## [EXERCISE AIM]
Looking at the entries below, state how many lines contain the word "Temp". Give the number alone.

(Beginning of DATASET EXCERPTS)

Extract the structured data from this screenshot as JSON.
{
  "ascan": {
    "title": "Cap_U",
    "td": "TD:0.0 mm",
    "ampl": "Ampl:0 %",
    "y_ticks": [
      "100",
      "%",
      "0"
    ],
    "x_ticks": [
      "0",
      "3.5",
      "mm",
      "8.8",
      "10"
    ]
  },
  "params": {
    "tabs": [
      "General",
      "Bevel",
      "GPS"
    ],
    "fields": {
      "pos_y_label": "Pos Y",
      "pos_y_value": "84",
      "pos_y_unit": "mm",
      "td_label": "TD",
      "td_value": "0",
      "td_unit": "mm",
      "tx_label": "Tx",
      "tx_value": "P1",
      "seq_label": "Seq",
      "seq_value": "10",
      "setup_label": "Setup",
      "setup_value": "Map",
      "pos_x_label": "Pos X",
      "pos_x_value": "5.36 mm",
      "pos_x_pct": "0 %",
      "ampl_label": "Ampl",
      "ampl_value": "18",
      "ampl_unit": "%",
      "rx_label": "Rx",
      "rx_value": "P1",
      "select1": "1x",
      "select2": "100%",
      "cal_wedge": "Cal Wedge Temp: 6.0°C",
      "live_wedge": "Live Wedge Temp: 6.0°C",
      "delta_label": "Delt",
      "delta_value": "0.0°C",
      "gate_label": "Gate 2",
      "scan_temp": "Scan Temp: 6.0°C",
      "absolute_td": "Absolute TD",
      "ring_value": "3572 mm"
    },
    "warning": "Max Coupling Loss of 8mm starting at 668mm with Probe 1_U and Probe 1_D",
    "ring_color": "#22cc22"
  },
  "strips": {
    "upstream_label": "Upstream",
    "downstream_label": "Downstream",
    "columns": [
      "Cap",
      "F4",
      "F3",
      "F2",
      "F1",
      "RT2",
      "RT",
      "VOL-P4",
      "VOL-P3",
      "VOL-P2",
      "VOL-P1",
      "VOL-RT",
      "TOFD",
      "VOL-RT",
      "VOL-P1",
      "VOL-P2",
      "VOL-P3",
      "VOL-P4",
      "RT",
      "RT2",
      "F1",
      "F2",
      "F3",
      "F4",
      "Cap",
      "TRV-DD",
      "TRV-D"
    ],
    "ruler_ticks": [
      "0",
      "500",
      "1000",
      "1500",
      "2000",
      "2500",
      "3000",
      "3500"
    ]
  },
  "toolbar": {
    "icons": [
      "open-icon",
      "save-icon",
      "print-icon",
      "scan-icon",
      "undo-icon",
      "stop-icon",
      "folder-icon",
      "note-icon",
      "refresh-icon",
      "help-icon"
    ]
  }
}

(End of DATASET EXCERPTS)

## [RESPONSE BELOW]
3